Assignment:
Beginning with the line that has "Convert this screenshot", please write out the remaining lines of the material exactly, the last one included.

===

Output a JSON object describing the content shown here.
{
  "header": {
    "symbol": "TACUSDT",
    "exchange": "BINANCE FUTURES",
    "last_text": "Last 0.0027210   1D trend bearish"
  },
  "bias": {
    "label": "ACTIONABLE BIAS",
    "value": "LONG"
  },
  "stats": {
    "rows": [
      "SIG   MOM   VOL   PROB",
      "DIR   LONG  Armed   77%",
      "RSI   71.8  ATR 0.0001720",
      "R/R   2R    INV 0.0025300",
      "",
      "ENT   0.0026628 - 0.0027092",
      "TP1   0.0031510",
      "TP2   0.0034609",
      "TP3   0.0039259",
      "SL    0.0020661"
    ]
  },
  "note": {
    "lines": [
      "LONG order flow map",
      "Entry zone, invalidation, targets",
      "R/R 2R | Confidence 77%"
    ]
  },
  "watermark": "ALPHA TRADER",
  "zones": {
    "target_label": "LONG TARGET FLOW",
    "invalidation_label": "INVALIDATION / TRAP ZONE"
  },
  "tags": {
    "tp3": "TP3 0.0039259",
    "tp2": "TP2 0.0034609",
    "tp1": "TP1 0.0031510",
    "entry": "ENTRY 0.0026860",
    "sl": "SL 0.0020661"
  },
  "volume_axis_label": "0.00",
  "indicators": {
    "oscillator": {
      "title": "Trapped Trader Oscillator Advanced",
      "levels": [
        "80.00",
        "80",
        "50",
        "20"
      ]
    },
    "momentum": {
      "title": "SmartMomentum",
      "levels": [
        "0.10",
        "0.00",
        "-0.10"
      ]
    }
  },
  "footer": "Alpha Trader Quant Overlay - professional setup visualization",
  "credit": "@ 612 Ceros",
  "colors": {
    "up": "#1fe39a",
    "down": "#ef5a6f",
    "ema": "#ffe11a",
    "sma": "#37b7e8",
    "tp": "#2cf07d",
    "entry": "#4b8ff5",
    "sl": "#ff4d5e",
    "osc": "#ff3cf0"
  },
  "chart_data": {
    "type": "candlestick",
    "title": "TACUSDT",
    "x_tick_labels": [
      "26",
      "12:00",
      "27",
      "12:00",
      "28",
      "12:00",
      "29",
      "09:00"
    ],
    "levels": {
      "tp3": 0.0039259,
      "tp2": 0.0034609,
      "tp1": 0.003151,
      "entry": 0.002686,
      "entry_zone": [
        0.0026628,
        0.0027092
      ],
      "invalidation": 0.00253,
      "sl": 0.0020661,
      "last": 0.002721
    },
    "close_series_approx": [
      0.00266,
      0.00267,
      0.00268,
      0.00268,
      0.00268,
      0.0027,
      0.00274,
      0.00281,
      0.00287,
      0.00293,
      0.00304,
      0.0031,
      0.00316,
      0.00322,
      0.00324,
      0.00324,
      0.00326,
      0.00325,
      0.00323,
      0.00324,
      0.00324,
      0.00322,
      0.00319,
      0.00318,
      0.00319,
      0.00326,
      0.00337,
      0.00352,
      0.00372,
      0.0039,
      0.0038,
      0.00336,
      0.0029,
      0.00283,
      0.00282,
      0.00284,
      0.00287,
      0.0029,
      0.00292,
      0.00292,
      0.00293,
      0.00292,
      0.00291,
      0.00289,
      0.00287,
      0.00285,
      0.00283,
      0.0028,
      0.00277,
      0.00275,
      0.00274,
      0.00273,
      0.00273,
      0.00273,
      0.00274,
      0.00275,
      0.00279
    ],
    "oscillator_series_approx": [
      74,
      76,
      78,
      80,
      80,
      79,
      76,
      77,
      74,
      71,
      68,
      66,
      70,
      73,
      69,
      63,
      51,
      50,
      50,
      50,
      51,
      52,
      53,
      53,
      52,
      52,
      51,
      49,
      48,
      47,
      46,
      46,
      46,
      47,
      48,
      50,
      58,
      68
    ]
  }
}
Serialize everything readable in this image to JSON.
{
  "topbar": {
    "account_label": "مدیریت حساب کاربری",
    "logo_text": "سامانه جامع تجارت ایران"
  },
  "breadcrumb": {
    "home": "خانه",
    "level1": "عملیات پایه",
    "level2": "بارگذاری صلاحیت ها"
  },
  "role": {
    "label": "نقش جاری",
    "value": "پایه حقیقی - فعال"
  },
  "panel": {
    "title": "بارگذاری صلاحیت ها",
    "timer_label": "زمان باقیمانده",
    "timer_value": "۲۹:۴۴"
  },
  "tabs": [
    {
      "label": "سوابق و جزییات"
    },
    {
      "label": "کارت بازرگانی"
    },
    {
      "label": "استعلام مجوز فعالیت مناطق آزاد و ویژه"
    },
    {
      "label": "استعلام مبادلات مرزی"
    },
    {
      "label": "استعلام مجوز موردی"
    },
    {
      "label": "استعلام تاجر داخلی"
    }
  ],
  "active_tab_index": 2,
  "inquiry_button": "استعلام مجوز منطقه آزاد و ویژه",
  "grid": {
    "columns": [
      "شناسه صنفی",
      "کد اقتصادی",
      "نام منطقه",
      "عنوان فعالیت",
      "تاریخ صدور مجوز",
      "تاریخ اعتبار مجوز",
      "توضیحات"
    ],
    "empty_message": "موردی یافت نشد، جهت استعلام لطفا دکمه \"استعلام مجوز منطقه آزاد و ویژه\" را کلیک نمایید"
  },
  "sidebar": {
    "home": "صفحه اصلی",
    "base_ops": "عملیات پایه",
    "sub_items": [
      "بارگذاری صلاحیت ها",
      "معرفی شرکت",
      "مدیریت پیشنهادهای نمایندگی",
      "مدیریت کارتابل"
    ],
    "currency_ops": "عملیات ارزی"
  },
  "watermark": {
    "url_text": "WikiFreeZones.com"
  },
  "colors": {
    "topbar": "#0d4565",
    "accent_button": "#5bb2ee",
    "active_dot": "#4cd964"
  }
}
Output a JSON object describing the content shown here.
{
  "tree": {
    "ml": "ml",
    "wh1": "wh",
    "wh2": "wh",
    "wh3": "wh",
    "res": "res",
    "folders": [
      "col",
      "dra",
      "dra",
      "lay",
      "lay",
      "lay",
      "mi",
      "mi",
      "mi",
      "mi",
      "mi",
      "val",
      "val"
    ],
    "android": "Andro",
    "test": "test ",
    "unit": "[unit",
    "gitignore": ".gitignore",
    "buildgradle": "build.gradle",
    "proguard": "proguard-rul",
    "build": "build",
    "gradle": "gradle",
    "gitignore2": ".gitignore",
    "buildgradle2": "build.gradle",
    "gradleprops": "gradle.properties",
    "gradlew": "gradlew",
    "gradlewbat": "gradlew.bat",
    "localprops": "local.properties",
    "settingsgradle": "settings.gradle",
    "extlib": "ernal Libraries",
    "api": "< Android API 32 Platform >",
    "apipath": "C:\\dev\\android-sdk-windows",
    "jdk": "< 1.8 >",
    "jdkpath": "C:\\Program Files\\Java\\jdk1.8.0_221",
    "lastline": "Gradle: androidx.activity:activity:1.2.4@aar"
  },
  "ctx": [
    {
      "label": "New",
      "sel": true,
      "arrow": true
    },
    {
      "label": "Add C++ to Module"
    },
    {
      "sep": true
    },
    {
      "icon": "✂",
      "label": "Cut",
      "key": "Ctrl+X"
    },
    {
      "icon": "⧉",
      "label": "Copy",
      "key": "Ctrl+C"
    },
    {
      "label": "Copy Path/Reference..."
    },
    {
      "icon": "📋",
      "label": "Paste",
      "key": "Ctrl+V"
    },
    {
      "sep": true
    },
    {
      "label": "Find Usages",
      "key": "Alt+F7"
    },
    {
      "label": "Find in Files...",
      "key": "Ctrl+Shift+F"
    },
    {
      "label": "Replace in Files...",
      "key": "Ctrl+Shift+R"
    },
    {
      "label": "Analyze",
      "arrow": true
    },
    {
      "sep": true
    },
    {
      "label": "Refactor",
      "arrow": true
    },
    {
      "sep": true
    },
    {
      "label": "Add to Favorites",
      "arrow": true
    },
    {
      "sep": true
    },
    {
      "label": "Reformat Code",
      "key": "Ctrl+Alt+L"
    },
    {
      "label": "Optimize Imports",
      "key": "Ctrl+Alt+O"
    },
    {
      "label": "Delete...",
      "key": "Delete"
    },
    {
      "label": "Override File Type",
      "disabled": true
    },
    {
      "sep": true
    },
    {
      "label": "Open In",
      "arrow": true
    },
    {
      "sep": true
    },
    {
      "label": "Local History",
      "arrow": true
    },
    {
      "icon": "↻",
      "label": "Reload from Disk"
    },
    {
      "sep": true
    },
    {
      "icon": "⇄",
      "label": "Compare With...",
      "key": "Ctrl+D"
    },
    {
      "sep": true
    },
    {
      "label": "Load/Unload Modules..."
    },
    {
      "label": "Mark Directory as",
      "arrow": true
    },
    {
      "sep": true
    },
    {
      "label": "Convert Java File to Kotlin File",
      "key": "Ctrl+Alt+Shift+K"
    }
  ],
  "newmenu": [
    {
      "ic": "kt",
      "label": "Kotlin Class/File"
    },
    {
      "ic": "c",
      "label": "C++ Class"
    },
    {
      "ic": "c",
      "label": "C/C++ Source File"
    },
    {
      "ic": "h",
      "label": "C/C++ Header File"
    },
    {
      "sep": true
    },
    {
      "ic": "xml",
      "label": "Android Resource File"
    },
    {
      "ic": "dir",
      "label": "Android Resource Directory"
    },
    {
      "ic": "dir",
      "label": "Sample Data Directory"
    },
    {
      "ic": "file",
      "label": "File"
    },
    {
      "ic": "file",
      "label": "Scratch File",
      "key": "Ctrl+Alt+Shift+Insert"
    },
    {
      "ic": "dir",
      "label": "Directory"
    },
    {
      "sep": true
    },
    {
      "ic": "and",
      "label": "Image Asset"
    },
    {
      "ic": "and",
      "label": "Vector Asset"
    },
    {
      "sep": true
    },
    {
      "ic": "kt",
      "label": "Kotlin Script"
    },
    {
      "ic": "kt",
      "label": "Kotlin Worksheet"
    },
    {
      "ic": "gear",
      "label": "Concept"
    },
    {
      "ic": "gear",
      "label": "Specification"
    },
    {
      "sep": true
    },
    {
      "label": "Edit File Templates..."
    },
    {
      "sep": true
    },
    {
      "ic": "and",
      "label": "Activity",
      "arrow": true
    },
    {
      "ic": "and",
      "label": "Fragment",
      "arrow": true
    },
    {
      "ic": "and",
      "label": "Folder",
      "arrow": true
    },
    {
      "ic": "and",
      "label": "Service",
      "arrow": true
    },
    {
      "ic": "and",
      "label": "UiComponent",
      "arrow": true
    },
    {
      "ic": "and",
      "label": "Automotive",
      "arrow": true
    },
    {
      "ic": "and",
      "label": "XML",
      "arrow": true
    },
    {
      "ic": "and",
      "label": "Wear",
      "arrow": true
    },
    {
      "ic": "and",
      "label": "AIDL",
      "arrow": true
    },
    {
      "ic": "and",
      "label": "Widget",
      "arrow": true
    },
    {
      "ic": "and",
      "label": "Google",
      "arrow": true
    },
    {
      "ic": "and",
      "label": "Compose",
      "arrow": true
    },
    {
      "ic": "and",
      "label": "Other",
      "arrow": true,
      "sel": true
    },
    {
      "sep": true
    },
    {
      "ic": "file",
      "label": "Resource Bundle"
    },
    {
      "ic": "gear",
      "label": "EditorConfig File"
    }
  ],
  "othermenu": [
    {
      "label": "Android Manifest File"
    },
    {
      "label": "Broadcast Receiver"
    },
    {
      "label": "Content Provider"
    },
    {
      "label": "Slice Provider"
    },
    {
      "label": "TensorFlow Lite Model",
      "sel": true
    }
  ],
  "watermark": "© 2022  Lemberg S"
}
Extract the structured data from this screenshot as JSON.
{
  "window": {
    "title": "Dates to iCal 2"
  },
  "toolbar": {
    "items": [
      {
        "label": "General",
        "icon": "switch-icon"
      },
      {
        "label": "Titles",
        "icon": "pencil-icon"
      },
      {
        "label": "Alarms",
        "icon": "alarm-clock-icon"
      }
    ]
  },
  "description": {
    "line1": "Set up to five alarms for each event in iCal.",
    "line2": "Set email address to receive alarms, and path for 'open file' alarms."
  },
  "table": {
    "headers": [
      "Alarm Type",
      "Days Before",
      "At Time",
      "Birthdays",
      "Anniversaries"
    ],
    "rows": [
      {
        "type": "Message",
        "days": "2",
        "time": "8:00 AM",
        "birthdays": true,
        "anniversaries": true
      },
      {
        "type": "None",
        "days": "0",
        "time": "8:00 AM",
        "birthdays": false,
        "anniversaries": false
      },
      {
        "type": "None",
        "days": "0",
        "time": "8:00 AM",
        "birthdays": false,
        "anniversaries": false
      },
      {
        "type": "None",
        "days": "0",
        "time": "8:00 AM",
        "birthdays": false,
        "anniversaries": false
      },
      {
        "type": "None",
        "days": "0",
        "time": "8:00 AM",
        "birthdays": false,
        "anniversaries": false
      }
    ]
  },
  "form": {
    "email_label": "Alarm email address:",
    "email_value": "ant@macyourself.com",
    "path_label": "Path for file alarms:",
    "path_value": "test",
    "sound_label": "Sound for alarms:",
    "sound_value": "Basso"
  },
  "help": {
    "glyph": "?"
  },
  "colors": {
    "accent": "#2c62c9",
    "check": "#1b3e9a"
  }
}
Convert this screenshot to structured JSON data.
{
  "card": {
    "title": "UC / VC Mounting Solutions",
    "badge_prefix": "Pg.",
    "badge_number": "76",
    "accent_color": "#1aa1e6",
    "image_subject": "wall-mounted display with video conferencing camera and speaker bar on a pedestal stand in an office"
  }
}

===

Task result:
Convert this screenshot to structured JSON data.
{
  "card": {
    "title": "UC / VC Mounting Solutions",
    "badge_prefix": "Pg.",
    "badge_number": "76",
    "accent_color": "#1aa1e6",
    "image_subject": "wall-mounted display with video conferencing camera and speaker bar on a pedestal stand in an office"
  }
}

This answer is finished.